UK economy ‘bounces back’ in another signal a recession is off the table but experts warn of stagnation
The UK economy “bounced back” from a sharp contraction over Christmas and is holding up better than feared in another sign the country could avoid a recession, official figures out today show.
Gross domestic product (GDP) jumped 0.3 per cent in January, better than the consensus forecast of 0.1 per cent growth, according to the Office for National Statistics (ONS).
In December, GDP contracted 0.5 per cent.
The resumption of the men’s Premier League after the 2022 Qatar World Cup and children returning to classrooms after an unusual rise in absences over Christmas pushed output higher.
Today’s numbers add to the growing batch of data signalling businesses and households are withstanding the cost of living crisis and are still spending despite inflation racing to a 40-year high of more than 10 per cent.
At the turn of the year, experts at the Bank of England had warned the UK economy was on course to suffer the longest recession in a century which would shave around three per cent off of GDP.

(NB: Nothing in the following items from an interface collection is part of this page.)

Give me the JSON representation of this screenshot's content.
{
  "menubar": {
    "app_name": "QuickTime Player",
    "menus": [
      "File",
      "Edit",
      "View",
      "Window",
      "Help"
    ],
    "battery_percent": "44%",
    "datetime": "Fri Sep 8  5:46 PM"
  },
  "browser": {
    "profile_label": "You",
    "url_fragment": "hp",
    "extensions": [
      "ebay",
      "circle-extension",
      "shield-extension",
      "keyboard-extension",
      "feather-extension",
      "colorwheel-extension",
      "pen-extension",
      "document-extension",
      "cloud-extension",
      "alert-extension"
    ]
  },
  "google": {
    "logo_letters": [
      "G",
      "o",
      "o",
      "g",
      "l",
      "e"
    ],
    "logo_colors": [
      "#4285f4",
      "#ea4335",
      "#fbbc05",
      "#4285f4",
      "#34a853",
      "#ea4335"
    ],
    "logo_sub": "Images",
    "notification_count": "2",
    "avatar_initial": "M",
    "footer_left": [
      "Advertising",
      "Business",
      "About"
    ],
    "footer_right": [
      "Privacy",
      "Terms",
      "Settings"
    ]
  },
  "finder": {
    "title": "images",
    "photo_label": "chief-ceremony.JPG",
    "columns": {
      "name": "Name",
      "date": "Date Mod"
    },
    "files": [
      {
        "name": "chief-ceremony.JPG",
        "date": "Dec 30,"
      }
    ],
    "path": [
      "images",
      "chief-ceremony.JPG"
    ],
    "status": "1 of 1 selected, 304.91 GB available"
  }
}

Now, many City economists, including investment bank JP Morgan and think tank the National Institute of Economic and Social Research, have bet the country will avoid a recession.
“The economy partially bounced back from the large fall seen in December,” Darren Morgan, director of economics statistics at the ONS, said.
Better than forecast GDP growth will ease the strain on the public finances by raising tax revenues and cut borrowing, although there is speculation the Office for Budget Responsibility has slashed its long term outlook.
UK economy grew in January but is flatlining
Chancellor Jeremy Hunt is largely expected to launch a tamed budget next Wednesday to keep the books balanced.
“The UK economy has proved more resilient than many expected, but there is a long way to go,” he said.
“Next week, I will set out the next stage of our plan to halve inflation, reduce debt and grow the economy – so we can improve living standards for everyone,’ he added.
Hunt must use next week’s budget – which is poised to confirm the six percentage point corporation tax rise – “to help put Britain on a sustainable growth path for the rest of the year and beyond,” Kitty Ussher, chief economist at Institute of Directors.
Although the likelihood of the economy swerving a recession has grown, the country seems to be entering a period of slow burning stagnation.
“Across the last three months as a whole and, indeed over the last 12 months, the economy has, though, showed zero growth,” Morgan added.
Bank Governor Andrew Bailey and the rest of the team of rate setters do not think the economy will grow at all up until 2025, a warning reinforced in forecasts by the British Chambers of Commerce out this week.
Britain remains the only G7 country with an economy that is smaller than before the Covid-19 crisis.
Analysts said there is still a chance the country will suffer a recession this year despite families being handed a reprieve from tumbling international gas prices.
“This may not be sufficient to stave off a recession in the first half of this year, as consumer spending remains weak with households continuing to be squeezed by elevated prices and higher interest rates,” Yael Selfin, chief economist at KPMG UK, said.
Bailey and co have pumped up borrowing costs ten times in a row to 15-year high of four per cent, the effects of which have yet to fully thread through the economy.